• WHAT THE TASK REQUIRES
Repeat the following entries verbatim, apart from the pictures.

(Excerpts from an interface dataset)

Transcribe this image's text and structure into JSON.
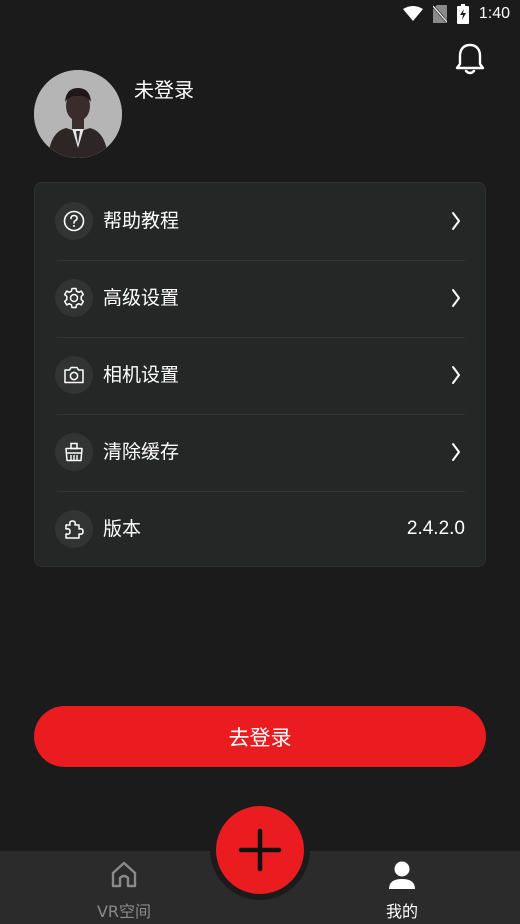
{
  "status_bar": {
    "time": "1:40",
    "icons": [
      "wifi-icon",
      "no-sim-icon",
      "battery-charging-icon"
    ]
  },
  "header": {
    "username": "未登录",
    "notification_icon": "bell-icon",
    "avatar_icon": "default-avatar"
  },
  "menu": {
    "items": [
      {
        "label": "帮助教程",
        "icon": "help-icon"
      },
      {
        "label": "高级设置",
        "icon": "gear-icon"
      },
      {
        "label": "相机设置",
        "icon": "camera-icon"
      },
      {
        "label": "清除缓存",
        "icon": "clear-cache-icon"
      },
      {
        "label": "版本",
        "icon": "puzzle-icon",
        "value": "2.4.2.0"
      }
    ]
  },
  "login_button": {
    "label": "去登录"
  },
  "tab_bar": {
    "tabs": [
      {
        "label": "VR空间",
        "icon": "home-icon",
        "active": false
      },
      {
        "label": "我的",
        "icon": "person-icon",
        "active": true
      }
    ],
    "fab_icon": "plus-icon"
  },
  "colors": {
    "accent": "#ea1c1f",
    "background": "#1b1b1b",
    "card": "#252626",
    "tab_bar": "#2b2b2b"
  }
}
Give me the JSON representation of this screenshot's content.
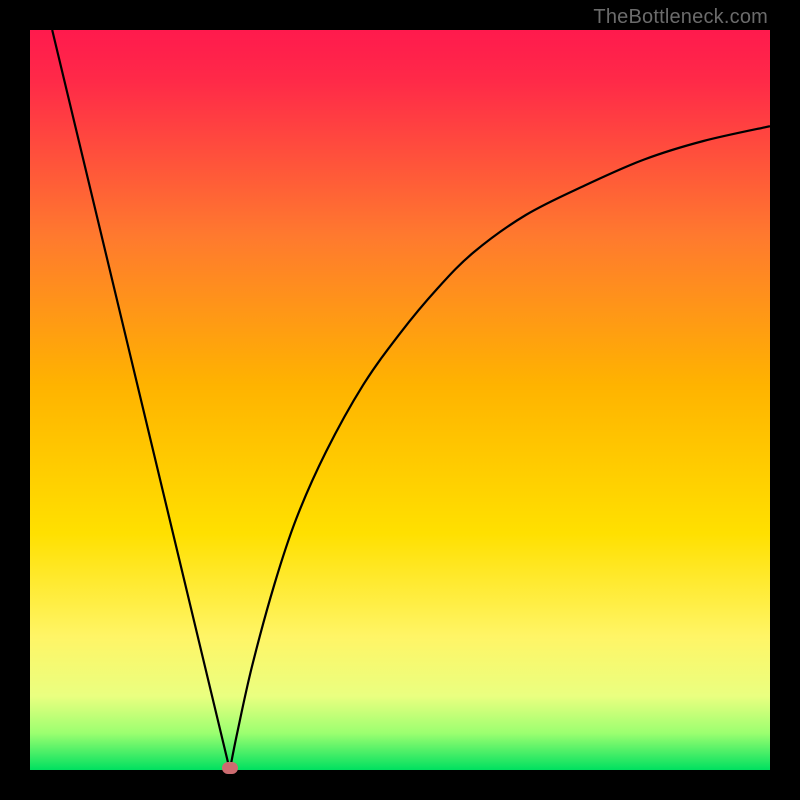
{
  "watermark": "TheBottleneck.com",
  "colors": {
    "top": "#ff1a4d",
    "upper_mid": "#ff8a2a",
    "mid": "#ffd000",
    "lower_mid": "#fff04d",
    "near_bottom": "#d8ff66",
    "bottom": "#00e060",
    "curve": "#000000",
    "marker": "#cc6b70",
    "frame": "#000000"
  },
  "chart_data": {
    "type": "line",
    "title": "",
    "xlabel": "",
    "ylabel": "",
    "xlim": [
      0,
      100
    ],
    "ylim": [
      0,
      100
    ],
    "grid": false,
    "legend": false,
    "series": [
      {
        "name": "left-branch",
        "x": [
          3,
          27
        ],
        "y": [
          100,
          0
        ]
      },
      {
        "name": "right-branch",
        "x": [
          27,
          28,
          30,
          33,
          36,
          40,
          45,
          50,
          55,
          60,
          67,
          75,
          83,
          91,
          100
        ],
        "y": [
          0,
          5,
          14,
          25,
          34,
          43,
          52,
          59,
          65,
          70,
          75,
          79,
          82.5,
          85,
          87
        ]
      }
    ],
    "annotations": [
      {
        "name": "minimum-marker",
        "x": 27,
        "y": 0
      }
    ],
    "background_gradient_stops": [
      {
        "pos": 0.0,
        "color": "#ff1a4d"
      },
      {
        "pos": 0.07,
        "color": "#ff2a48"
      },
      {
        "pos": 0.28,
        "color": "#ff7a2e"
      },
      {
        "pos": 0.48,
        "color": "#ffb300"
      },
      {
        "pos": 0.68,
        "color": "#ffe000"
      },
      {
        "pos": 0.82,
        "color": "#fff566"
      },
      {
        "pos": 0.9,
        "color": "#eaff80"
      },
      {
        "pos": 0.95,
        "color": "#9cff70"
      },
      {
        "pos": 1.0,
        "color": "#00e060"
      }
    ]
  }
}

• WRITTEN SOLUTION
Transcribe this image's text and structure into JSON.
{
  "status_bar": {
    "time": "1:40",
    "icons": [
      "wifi-icon",
      "no-sim-icon",
      "battery-charging-icon"
    ]
  },
  "header": {
    "username": "未登录",
    "notification_icon": "bell-icon",
    "avatar_icon": "default-avatar"
  },
  "menu": {
    "items": [
      {
        "label": "帮助教程",
        "icon": "help-icon"
      },
      {
        "label": "高级设置",
        "icon": "gear-icon"
      },
      {
        "label": "相机设置",
        "icon": "camera-icon"
      },
      {
        "label": "清除缓存",
        "icon": "clear-cache-icon"
      },
      {
        "label": "版本",
        "icon": "puzzle-icon",
        "value": "2.4.2.0"
      }
    ]
  },
  "login_button": {
    "label": "去登录"
  },
  "tab_bar": {
    "tabs": [
      {
        "label": "VR空间",
        "icon": "home-icon",
        "active": false
      },
      {
        "label": "我的",
        "icon": "person-icon",
        "active": true
      }
    ],
    "fab_icon": "plus-icon"
  },
  "colors": {
    "accent": "#ea1c1f",
    "background": "#1b1b1b",
    "card": "#252626",
    "tab_bar": "#2b2b2b"
  }
}
Give me the JSON representation of this screenshot's content.
{
  "watermark": "TheBottleneck.com",
  "colors": {
    "top": "#ff1a4d",
    "upper_mid": "#ff8a2a",
    "mid": "#ffd000",
    "lower_mid": "#fff04d",
    "near_bottom": "#d8ff66",
    "bottom": "#00e060",
    "curve": "#000000",
    "marker": "#cc6b70",
    "frame": "#000000"
  },
  "chart_data": {
    "type": "line",
    "title": "",
    "xlabel": "",
    "ylabel": "",
    "xlim": [
      0,
      100
    ],
    "ylim": [
      0,
      100
    ],
    "grid": false,
    "legend": false,
    "series": [
      {
        "name": "left-branch",
        "x": [
          3,
          27
        ],
        "y": [
          100,
          0
        ]
      },
      {
        "name": "right-branch",
        "x": [
          27,
          28,
          30,
          33,
          36,
          40,
          45,
          50,
          55,
          60,
          67,
          75,
          83,
          91,
          100
        ],
        "y": [
          0,
          5,
          14,
          25,
          34,
          43,
          52,
          59,
          65,
          70,
          75,
          79,
          82.5,
          85,
          87
        ]
      }
    ],
    "annotations": [
      {
        "name": "minimum-marker",
        "x": 27,
        "y": 0
      }
    ],
    "background_gradient_stops": [
      {
        "pos": 0.0,
        "color": "#ff1a4d"
      },
      {
        "pos": 0.07,
        "color": "#ff2a48"
      },
      {
        "pos": 0.28,
        "color": "#ff7a2e"
      },
      {
        "pos": 0.48,
        "color": "#ffb300"
      },
      {
        "pos": 0.68,
        "color": "#ffe000"
      },
      {
        "pos": 0.82,
        "color": "#fff566"
      },
      {
        "pos": 0.9,
        "color": "#eaff80"
      },
      {
        "pos": 0.95,
        "color": "#9cff70"
      },
      {
        "pos": 1.0,
        "color": "#00e060"
      }
    ]
  }
}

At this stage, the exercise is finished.